Problem description:
Copy out each line of the data that holds the word "Ramos".

Page and application data records:
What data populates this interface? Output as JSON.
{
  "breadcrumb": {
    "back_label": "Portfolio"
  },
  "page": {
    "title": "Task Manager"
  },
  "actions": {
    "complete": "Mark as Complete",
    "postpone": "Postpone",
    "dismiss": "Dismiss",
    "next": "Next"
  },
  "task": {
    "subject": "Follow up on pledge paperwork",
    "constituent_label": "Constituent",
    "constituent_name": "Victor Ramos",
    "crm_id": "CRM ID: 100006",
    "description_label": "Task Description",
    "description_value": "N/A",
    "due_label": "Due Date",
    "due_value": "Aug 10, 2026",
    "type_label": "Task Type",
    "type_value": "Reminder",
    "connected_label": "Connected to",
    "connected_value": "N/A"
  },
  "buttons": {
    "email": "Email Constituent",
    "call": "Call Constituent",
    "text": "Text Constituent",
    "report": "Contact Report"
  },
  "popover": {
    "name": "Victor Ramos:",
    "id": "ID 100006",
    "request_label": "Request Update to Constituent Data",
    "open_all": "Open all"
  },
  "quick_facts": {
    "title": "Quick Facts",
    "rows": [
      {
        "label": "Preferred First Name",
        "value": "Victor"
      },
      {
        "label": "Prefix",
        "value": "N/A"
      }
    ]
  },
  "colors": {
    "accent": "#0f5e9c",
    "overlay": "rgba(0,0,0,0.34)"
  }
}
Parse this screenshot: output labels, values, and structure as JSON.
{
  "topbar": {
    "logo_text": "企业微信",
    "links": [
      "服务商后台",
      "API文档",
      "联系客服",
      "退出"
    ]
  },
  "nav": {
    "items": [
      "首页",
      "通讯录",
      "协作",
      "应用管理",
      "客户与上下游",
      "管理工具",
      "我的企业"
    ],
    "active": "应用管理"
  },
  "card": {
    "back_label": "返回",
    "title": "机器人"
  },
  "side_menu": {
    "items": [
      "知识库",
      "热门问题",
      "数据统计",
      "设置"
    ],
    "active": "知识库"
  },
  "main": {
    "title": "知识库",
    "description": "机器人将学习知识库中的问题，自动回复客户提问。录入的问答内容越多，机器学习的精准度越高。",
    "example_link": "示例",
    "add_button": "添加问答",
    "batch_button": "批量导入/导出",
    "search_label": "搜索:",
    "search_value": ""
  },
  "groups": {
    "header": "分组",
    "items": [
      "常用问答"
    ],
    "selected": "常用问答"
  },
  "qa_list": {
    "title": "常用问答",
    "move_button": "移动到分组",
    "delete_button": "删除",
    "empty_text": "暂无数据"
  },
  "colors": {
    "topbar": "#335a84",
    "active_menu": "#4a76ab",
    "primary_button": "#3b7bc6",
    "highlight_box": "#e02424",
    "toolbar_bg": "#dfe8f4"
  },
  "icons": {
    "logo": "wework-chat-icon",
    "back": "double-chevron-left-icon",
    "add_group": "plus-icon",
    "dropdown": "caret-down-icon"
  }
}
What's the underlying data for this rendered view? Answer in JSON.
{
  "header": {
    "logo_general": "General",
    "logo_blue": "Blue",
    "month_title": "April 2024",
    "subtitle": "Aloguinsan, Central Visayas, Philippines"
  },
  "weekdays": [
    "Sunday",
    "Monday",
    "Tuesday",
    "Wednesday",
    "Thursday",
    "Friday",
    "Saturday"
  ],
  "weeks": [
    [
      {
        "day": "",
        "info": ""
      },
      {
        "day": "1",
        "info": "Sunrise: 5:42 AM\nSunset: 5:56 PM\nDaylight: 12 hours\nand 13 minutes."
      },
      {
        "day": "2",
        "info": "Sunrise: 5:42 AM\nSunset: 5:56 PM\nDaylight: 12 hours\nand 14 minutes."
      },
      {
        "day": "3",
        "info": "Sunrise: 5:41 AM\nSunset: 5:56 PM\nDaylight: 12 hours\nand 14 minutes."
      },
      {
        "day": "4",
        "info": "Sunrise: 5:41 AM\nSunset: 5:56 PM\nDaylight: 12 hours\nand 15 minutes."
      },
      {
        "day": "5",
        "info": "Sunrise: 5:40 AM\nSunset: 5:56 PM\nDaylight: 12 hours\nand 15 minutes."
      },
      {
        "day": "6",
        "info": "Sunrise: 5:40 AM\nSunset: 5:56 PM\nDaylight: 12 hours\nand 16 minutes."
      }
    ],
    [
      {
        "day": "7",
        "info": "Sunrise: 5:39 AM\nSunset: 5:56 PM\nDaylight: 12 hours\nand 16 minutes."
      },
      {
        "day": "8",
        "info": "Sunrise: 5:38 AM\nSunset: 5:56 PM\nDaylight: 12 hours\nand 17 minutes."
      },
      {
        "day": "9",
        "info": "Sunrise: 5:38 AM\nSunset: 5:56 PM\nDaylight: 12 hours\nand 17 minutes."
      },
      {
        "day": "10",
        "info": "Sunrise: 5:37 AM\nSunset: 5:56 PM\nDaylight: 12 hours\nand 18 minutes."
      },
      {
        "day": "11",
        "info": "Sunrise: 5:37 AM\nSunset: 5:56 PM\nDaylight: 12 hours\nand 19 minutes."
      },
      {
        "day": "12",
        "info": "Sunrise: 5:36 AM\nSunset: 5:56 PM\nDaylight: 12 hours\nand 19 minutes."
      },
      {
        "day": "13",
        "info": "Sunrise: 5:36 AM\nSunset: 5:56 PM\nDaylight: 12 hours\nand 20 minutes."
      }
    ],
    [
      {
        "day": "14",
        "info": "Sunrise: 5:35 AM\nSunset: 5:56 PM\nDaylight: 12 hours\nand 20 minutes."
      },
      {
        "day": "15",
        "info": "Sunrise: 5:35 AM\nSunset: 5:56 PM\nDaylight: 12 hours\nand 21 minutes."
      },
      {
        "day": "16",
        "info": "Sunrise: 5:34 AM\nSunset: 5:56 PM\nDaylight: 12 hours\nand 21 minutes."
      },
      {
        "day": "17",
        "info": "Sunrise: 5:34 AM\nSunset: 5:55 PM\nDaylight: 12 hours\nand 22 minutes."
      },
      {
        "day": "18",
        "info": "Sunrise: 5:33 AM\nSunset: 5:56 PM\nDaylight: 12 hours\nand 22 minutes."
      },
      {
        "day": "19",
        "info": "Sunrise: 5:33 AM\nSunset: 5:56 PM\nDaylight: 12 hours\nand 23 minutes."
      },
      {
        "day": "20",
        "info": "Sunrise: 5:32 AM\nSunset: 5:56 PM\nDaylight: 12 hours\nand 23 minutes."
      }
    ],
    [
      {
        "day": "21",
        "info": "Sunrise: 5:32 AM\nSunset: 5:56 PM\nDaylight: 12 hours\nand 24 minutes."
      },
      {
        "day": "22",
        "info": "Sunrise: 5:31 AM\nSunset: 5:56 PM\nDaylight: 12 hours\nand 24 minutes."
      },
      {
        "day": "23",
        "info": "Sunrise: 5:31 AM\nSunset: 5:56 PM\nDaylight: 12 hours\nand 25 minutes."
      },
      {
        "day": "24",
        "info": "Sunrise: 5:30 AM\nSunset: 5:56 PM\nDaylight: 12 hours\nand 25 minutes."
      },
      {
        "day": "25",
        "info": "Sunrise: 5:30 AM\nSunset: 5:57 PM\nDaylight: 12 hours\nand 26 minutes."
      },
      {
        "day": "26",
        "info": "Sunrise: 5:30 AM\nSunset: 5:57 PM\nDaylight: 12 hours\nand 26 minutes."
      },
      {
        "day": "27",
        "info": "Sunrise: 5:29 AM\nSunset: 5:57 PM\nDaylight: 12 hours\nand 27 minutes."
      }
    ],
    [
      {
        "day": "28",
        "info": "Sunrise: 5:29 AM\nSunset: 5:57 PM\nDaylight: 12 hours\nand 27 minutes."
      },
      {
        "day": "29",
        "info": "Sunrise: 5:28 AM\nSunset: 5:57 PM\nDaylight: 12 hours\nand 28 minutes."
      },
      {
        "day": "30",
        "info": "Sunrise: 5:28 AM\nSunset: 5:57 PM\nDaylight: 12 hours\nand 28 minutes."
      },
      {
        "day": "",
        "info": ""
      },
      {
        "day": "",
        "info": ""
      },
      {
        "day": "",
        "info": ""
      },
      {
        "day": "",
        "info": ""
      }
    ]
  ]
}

Solved problem:
    "constituent_name": "Victor Ramos",
    "name": "Victor Ramos:",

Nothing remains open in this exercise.